These questions structured and informed our aim to produce a teaching toolkit in Bamberg. The participants split into four groups, each tasked with thinking through their allocated question to create methods and tools for an applied scenario that might generate a Sonic Pedagogic moment . At the end of the first full day we came back together in plenum to present our tentative findings before enjoying a wonderful dinner in the beautiful old town of Bamberg, where less structured but fruitful discussions on sound, education, politics and art continued and networks were strengthened. The following half-day was spent developing these ideas further, with each group attempting to generate concrete text-scores, instructions, methods, tools, and pathways that could be communicated and ultimately transferred across pedagogical scenarios to create cross-disciplinary and applied possibilities for the promotion and testing of Aural Literacy.

These outcomes will be developed, responded to, applied and tested further in the next meeting which will take place in in February 2023 in London, when the core team, adjunct members, together with PhD students from the University of the Arts London and invited experts from Sound, Music, Pedagogy and Education will meet to together work towards the stated aim of the project: to create a Zine as a workbooklet for a Sonic Pedagogy


UAL Teaching Conference 2022

The PI, Salomé Voegelin was delighted to be able to present the project at this year’s UAL Teaching Conference which took place on the 11. And 12 July 2022.

This paper with performance element introduces the ‘Sounding Knowledge Network’, an AHRC (Arts and Humanities Research Council UK) funded network project that responds to the visuo-centrism of conventional educational methods and the resulting lack of participative and embodied learning opportunities.
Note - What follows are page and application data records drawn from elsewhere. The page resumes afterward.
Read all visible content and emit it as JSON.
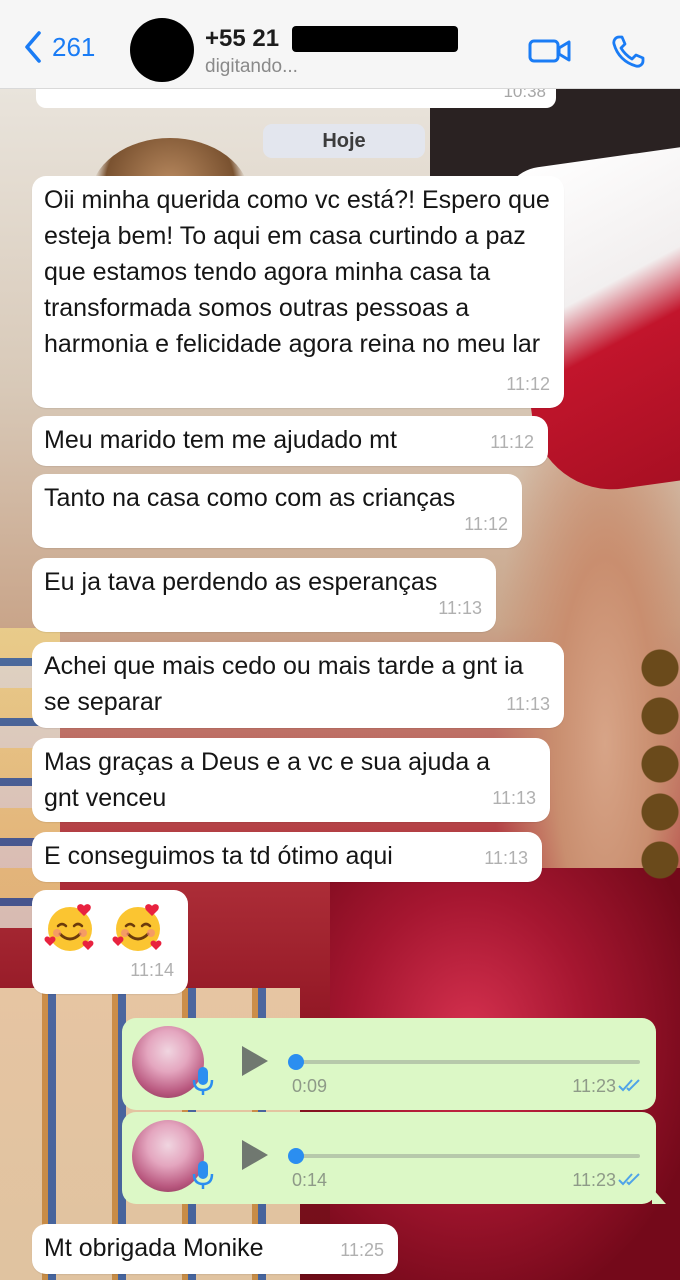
{
  "header": {
    "back_count": "261",
    "contact_name": "+55 21",
    "status": "digitando..."
  },
  "chat": {
    "prev_time": "10:38",
    "date_label": "Hoje",
    "incoming": [
      {
        "text": "Oii minha querida como vc está?! Espero que esteja bem! To aqui em casa curtindo a paz que estamos tendo agora minha casa ta transformada somos outras pessoas a harmonia e felicidade agora reina no meu lar",
        "time": "11:12"
      },
      {
        "text": "Meu marido tem me ajudado mt",
        "time": "11:12"
      },
      {
        "text": "Tanto na casa como com as crianças",
        "time": "11:12"
      },
      {
        "text": "Eu ja tava perdendo as esperanças",
        "time": "11:13"
      },
      {
        "text": "Achei que mais cedo ou mais tarde a gnt ia se separar",
        "time": "11:13"
      },
      {
        "text": "Mas graças a Deus e a vc e sua ajuda a gnt venceu",
        "time": "11:13"
      },
      {
        "text": "E conseguimos ta td ótimo aqui",
        "time": "11:13"
      }
    ],
    "emoji_message": {
      "emojis": [
        "smiling-face-with-hearts",
        "smiling-face-with-hearts"
      ],
      "time": "11:14"
    },
    "voice_notes": [
      {
        "duration": "0:09",
        "time": "11:23",
        "status": "read"
      },
      {
        "duration": "0:14",
        "time": "11:23",
        "status": "read"
      }
    ],
    "last": {
      "text": "Mt obrigada Monike",
      "time": "11:25"
    }
  },
  "colors": {
    "accent": "#1a7cf5",
    "outgoing_bubble": "#dcf8c6",
    "incoming_bubble": "#ffffff"
  }
}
The paper part will articulate the motivation and aims of the project, while its performative element will practically speculate on its methods. The objective is to introduce Sonic Pedagogy as a transversal practice that uses embodied, sensory and tacit learning possibilities, which are able to nurture a sensational dimension in education.

The hope is that participants will come, if not to fully understand, then at least to imagine the potential and need for sonic competencies, the skill to engage in a subject/discipline or materiality through the relational capacity of sound, and that they come to appreciate the benefits of a sonic sensibility, the ability to hear one's own position within a plural and interdependent world. The objective is to help the the audience to in their own teaching and learning use sound's invisible and connecting dimensionality and to become able to understand how it might augment their practices, allowing them to include the affective and the sensational in their own educational work.

The Sounding Knowledge conference presentation can be downloaded here.